(Reuters) -The United Auto Workers (UAW) union said on Wednesday that about 3,900 of its members working at Mack Trucks ratified a new five-year contract, ending a month-long strike at the Volvo Group-owned company.
The move comes after union workers overwhelmingly rejected a tentative deal in October that included a 19% pay raise and a $3,500 ratification bonus, complaining that the raise was too small to keep up with inflation.
Mack Trucks said that under the new contract, the average wage increase over five years would be 36%, with an average immediate raise for all covered employees of nearly 15%.
For employees not yet at the top rate, which represents nearly half the total workforce, the average pay hike over five years would be 55%, with an average immediate wage increase of more than 20%, the company said in an emailed statement on Thursday.
“After 39 days on strike, UAW members at Mack Trucks have voted by 93% to ratify their new contract with significant local improvements,” the union said in a post on messaging platform X, previously known as Twitter.
Mack Trucks said the new contract covered its employees at facilities in Pennsylvania, Maryland and Florida.
The deal comes as the UAW is in the midst of labor ratification votes at Detroit’s Big Three automakers, where workers went on strike for more than six weeks seeking better wages, working conditions and cost-of-living adjustments.

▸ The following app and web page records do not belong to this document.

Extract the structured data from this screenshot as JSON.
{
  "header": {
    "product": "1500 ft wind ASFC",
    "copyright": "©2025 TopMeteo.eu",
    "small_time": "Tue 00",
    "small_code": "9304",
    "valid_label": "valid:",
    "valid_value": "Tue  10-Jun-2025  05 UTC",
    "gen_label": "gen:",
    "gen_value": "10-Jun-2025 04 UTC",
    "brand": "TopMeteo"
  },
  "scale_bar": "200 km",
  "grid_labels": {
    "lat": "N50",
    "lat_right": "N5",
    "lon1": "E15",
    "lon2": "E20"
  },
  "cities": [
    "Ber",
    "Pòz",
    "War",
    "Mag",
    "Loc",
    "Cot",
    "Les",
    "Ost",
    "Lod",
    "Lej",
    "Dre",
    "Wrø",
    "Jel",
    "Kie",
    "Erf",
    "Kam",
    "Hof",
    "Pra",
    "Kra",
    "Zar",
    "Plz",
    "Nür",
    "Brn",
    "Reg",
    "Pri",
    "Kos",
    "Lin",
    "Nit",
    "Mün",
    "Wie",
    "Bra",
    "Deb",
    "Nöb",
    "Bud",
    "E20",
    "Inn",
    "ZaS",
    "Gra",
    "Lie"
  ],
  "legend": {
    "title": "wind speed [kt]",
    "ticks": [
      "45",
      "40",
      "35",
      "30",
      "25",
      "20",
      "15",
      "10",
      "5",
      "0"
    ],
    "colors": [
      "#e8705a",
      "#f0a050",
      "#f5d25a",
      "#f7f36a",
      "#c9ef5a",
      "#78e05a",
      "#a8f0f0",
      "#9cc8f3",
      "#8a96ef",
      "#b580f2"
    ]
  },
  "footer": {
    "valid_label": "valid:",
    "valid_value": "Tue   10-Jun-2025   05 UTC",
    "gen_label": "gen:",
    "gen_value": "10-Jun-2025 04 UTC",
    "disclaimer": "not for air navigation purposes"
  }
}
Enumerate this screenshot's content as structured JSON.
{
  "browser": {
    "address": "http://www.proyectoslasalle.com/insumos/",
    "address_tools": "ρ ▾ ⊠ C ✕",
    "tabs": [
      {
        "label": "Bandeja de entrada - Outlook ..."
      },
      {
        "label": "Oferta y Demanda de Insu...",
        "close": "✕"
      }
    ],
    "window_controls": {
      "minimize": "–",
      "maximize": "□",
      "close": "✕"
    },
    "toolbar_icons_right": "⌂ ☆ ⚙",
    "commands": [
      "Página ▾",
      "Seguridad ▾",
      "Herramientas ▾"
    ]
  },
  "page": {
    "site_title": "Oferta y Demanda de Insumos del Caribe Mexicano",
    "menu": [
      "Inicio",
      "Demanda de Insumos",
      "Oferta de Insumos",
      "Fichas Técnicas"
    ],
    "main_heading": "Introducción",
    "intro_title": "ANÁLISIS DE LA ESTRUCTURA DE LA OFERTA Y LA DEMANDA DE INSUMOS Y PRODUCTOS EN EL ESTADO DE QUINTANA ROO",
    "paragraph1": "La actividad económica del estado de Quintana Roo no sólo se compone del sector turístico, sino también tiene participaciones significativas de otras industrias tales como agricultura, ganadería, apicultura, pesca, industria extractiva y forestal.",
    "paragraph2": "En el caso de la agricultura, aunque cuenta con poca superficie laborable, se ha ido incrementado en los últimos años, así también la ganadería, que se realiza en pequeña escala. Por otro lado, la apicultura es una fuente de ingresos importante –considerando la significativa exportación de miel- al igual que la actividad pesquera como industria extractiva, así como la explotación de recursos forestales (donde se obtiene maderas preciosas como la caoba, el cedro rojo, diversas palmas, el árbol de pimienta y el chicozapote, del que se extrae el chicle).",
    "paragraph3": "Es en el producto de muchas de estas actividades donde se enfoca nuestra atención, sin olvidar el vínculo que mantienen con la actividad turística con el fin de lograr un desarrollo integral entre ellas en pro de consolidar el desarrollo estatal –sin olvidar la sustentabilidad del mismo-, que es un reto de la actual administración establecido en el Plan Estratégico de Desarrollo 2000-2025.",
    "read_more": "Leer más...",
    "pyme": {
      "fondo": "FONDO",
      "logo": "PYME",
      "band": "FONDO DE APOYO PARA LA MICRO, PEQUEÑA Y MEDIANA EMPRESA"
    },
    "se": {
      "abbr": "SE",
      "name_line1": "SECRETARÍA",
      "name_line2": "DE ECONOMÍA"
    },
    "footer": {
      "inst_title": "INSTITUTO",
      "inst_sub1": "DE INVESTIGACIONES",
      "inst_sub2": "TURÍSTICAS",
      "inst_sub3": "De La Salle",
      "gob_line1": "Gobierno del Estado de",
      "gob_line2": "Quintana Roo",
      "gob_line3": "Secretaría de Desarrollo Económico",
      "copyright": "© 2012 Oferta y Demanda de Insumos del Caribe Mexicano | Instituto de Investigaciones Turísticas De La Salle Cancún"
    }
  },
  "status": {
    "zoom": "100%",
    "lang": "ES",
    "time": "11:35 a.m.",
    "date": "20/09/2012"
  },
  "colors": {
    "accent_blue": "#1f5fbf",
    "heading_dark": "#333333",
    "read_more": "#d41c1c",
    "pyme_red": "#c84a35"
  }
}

General Motors’ tentative labor deal with the union closed in on ratification as the votes were counted on Wednesday. Voting at Ford and Stellantis is still underway, and workers at both companies were favoring ratification by comfortable margins.
Mack Trucks, which was bought by Volvo in 2000, is one of North America’s largest makers of medium-duty and heavy-duty trucks.
(Reporting by Maria Ponnezhath, Shubham Kalia, and Mrinmay Dey in Bengaluru; Additional reporting by Gokul Pisharody and Baranjot Kaur; Editing by Varun H K and Anil D’Silva)